The last weekend of the San Antonio Symphony's Dvořák Festival is coming, but to begin we look back at last weekend’s "Rusalka."
“I was really proud and really happy with the result, and I think our understanding of Dvořák really changed with this piece," said symphony Music Director Lang-Lessing. "We really learned about Dvořák.”
Headlining this weekend are Dvořák’s Fifth and Ninth Symphonies, but as Lang-Lessing explained, before playing them the symphony tackles a contemporary piece by American Jennifer Higdon.
Guitar fans and music lovers, there’s a program this Sunday you’ll want to know about. On Sunday, February 9, the UTSA Recital Hall hosts the Los Angeles Guitar Quartet.

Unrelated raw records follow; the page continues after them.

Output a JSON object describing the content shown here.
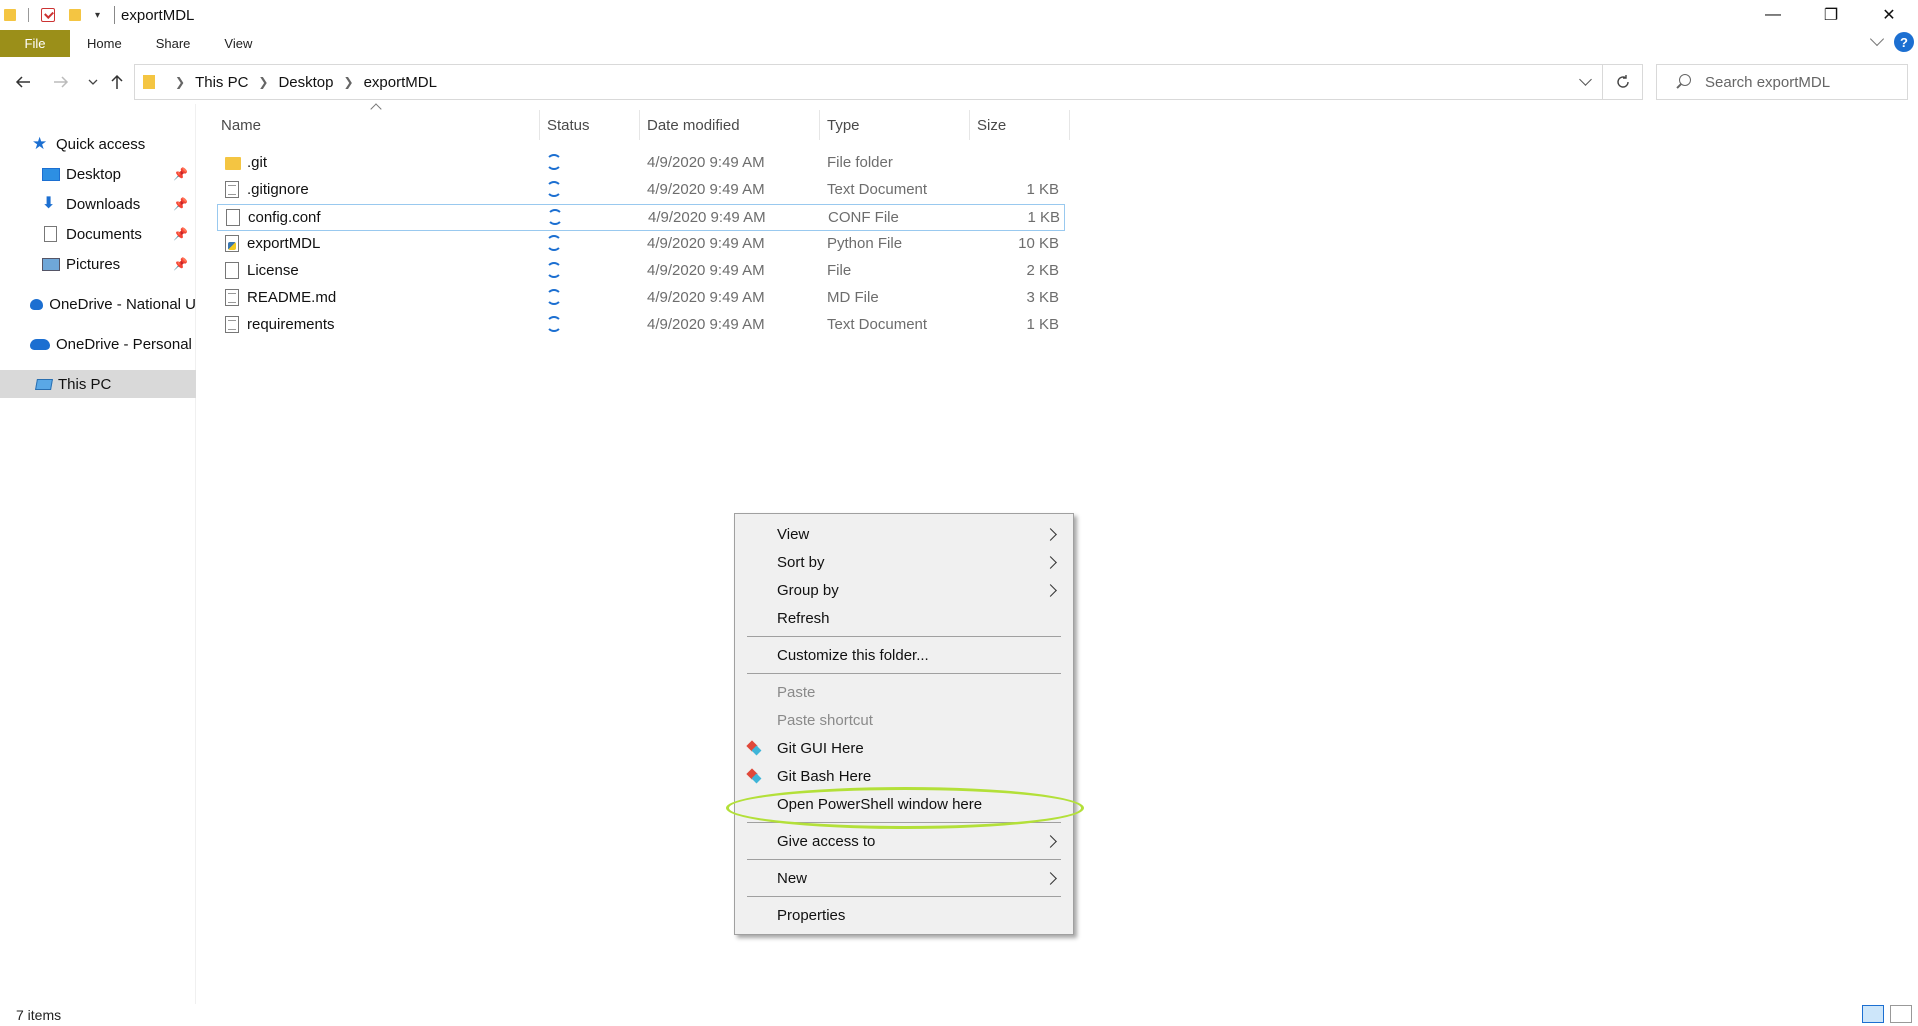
{
  "window": {
    "title": "exportMDL",
    "controls": [
      "—",
      "❐",
      "✕"
    ]
  },
  "ribbon": {
    "tabs": [
      "File",
      "Home",
      "Share",
      "View"
    ],
    "help": "?"
  },
  "address": {
    "crumbs": [
      "This PC",
      "Desktop",
      "exportMDL"
    ],
    "search_placeholder": "Search exportMDL"
  },
  "sidebar": {
    "items": [
      {
        "label": "Quick access",
        "icon": "star-icon"
      },
      {
        "label": "Desktop",
        "icon": "desktop-icon",
        "pinned": true
      },
      {
        "label": "Downloads",
        "icon": "download-icon",
        "pinned": true
      },
      {
        "label": "Documents",
        "icon": "documents-icon",
        "pinned": true
      },
      {
        "label": "Pictures",
        "icon": "pictures-icon",
        "pinned": true
      },
      {
        "label": "OneDrive - National U",
        "icon": "onedrive-icon"
      },
      {
        "label": "OneDrive - Personal",
        "icon": "onedrive-icon"
      },
      {
        "label": "This PC",
        "icon": "this-pc-icon",
        "selected": true
      }
    ]
  },
  "columns": [
    "Name",
    "Status",
    "Date modified",
    "Type",
    "Size"
  ],
  "files": [
    {
      "name": ".git",
      "date": "4/9/2020 9:49 AM",
      "type": "File folder",
      "size": "",
      "icon": "folder-icon"
    },
    {
      "name": ".gitignore",
      "date": "4/9/2020 9:49 AM",
      "type": "Text Document",
      "size": "1 KB",
      "icon": "text-file-icon"
    },
    {
      "name": "config.conf",
      "date": "4/9/2020 9:49 AM",
      "type": "CONF File",
      "size": "1 KB",
      "icon": "file-icon"
    },
    {
      "name": "exportMDL",
      "date": "4/9/2020 9:49 AM",
      "type": "Python File",
      "size": "10 KB",
      "icon": "python-file-icon"
    },
    {
      "name": "License",
      "date": "4/9/2020 9:49 AM",
      "type": "File",
      "size": "2 KB",
      "icon": "file-icon"
    },
    {
      "name": "README.md",
      "date": "4/9/2020 9:49 AM",
      "type": "MD File",
      "size": "3 KB",
      "icon": "text-file-icon"
    },
    {
      "name": "requirements",
      "date": "4/9/2020 9:49 AM",
      "type": "Text Document",
      "size": "1 KB",
      "icon": "text-file-icon"
    }
  ],
  "context_menu": {
    "view": "View",
    "sort_by": "Sort by",
    "group_by": "Group by",
    "refresh": "Refresh",
    "customize": "Customize this folder...",
    "paste": "Paste",
    "paste_shortcut": "Paste shortcut",
    "git_gui": "Git GUI Here",
    "git_bash": "Git Bash Here",
    "powershell": "Open PowerShell window here",
    "give_access": "Give access to",
    "new": "New",
    "properties": "Properties"
  },
  "status": {
    "item_count": "7 items"
  },
  "colors": {
    "file_tab": "#9b8f19",
    "accent": "#1c6fd1",
    "highlight_ring": "#b3e039"
  }
}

The Quartet has been together for 33 years and have accumulated multiple awards, including a Grammy. The music they play runs the gamut from bluegrass to Bach to jazz, according to UTSA Music Professor and guitarist, Matt Dunne.
Duke Ellington added more than 3,000 songs to the American music vault before his death in 1974. He also started composing what he hoped would be a great American street opera — which composers have spent 40 years adapting, trying to figure out what the Duke wanted for his unfinished opus.
But before you imagine soothing arias or boisterous trills and vibrato, let me stop you: Ellington's opera is very much a work of jazz.
Composer Dmitri Shostakovich called it a perfect masterpiece without ever having seen it performed. The Passenger, an opera about the Holocaust, was written nearly half a century ago, but was only given its first full performance just three years ago.
Now it's getting its U.S. premiere at the Houston Grand Opera. The opera is based on a story by a Holocaust survivor, with music by Mieczyslaw Weinberg, a composer who lost his entire family in the Nazi death camps.
Who knows who'll win the Super Bowl tomorrow, but history will be made before the coin toss.
Renee Fleming will sing the national anthem at MetLife Stadium in New Jersey. She is the first opera star to be asked, and it seems so utterly fitting, both for the first Super Bowl to be played within view of the towers of New York, and in the 200th anniversary year of the national anthem.
A ballet classic is opening soon, and Ballet San Antonio is presenting it. If you don’t know the story behind Igor Stravinsky’s "The Firebird," Ballet San Antonio President and CEO Courtney Barker explains its premise, starting with Prince Ivan.
“He goes on a journey to seek and win the heart of a princess," she said. "On his journey he meets a glowing, magical bird that protects him through the journey. And we have monsters that come out, and those are played by ten of our male dancers.”
The firebird protects our pirouetting protagonist in his search for his princess.
In 2005, the film Brokeback Mountain broke ground as a major motion picture portraying a love story about two men: a pair of young cowboys, Ennis and Jack, in the 1960s.
They fall in love during a summer spent tending sheep in the isolation of a fictional mountain in Wyoming. They spend the rest of the film — and their lives — grappling with a love that they have to keep secret.
Thursday night, January 30, the McNay Art Museum’s Chiego Lecture Hall hosts a world-renown expert on opera, something about which many of us know little.
The McNay Art Museum event is called Why Opera Matters and the lecture will be delivered by Marc Scorca, the president and CEO of Opera America.
"An art form that is incorrectly perceived as to be a 19th century European art form when in fact, it is not only a 21st century American art form, but one that speaks to our deepest humanity, and I think makes us better people," Scorca said.